Second half of the lecture
1. Introduction and situation
2. Duplication case
3. Identity, survival and psychological continuity
4. test cases and our intuitions
Locke was right about psychological cont. but he thinks we can answer these questions in
Starting observation and Parfit’s foils
These cases present a problem if you hold either of the beliefs which (at that time )
people did believe.
He’s going to try and give reasons for denying these beliefs. Its not clear what we should
say about identity and that will be a problem depending on what we believe about
Determinate answers: there are determinate answers for all questions regarding identity.
Identity is what matters : If we cannot ans questions of identity, we can’t ans imp.
Questions about responsibility, memory and survival.
(ND) : there are some questions about personal identity for which there are no

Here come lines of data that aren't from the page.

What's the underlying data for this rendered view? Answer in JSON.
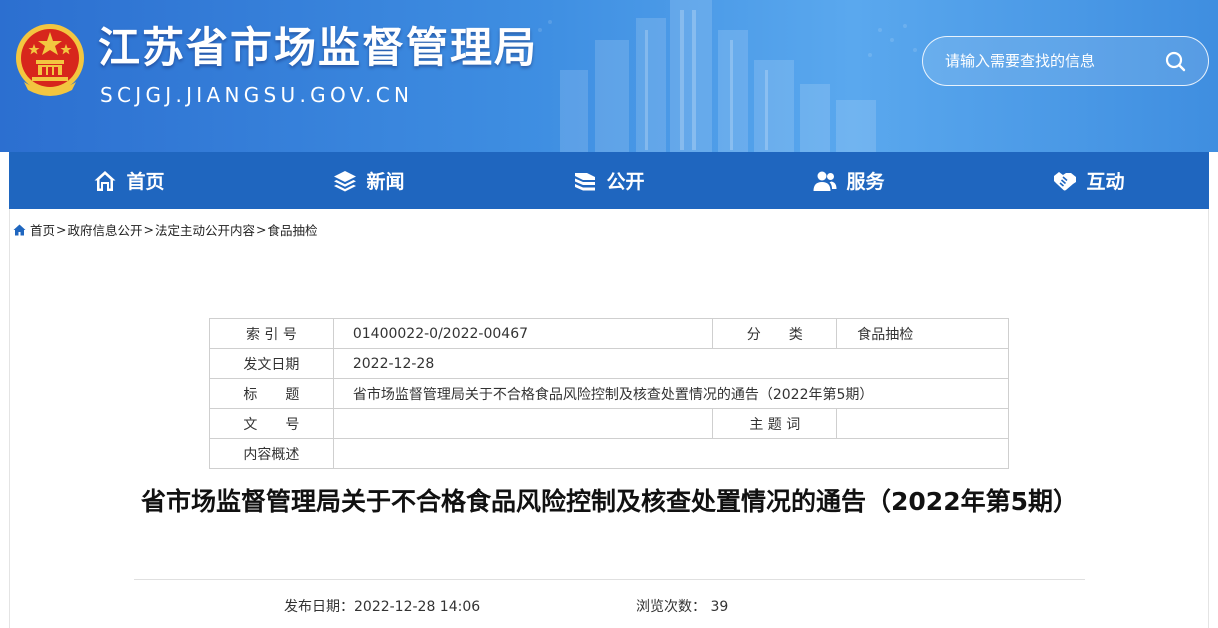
{
  "header": {
    "title": "江苏省市场监督管理局",
    "domain": "SCJGJ.JIANGSU.GOV.CN",
    "search_placeholder": "请输入需要查找的信息"
  },
  "nav": {
    "items": [
      {
        "label": "首页",
        "icon": "home-icon"
      },
      {
        "label": "新闻",
        "icon": "layers-icon"
      },
      {
        "label": "公开",
        "icon": "stack-icon"
      },
      {
        "label": "服务",
        "icon": "users-icon"
      },
      {
        "label": "互动",
        "icon": "handshake-icon"
      }
    ]
  },
  "breadcrumb": {
    "items": [
      "首页",
      "政府信息公开",
      "法定主动公开内容",
      "食品抽检"
    ],
    "separator": ">"
  },
  "meta": {
    "index_label": "索 引 号",
    "index_value": "01400022-0/2022-00467",
    "category_label": "分　　类",
    "category_value": "食品抽检",
    "date_label": "发文日期",
    "date_value": "2022-12-28",
    "title_label": "标　　题",
    "title_value": "省市场监督管理局关于不合格食品风险控制及核查处置情况的通告（2022年第5期）",
    "docno_label": "文　　号",
    "docno_value": "",
    "keywords_label": "主 题 词",
    "keywords_value": "",
    "summary_label": "内容概述",
    "summary_value": ""
  },
  "article": {
    "title": "省市场监督管理局关于不合格食品风险控制及核查处置情况的通告（2022年第5期）",
    "publish_label": "发布日期：",
    "publish_value": "2022-12-28 14:06",
    "views_label": "浏览次数：",
    "views_value": "39"
  },
  "colors": {
    "header_blue": "#3a86dd",
    "nav_blue": "#1f66bf",
    "emblem_red": "#d7261c",
    "emblem_gold": "#f3c640"
  }
}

(NI): identity is not what matters to us
Where Parfit follows and where he departs
Parfit maintains his target is the same as for e.g.; law.
My thoughts, my feelings with respect to previous self matters to me in a way different
than it matters to you.
He just disagrees on how we get there. In actual cases, identity will be the vehicle for
accommodating what matters most to us.
An important working distinction:
3rd person intuitions regarding concept application
1st person intuition regarding cares and desires
What is central is that we achieve the relevant psychological identity that we ..
Identity is not what matters in survival: Personal identity is not signifying. To us
theoretically from the 1st person perception
Some other possible slogans:
Psychological cont. matters to us.
The right psych. Connections suffice for survival.
Survival does not require identity. (p-continuity)
We can still say imp things about ourselves and personal responsibility even when we’ve
removed what’s imp to us.
The role of the thought experiment is central for Parfit’s analysis.
The (largely hypothetical) examples in Parfit’s analysis challenge any analysis of
2 possible responses:
1. we just haven’t gotten our conceptual analysis right yet; we must adjust our
analysis to accommodate these new cases.
2. our concept isn’t determinate with regard to all cases; we thus have matter(s) of
decision not discovery.
He asks us to consider what would happen to us if we were to be considered as one of the
persons being duplicated. Then it becomes a circumstance of rationality.
Begin with a ‘basic’ transplant case
You have a new person with the same brain. Standard brain transplant case.
B at time 2 is the same person as A at time 1 (i.e. person A now occupies a new body)
The duplication (fission) case (Wiggins 1967)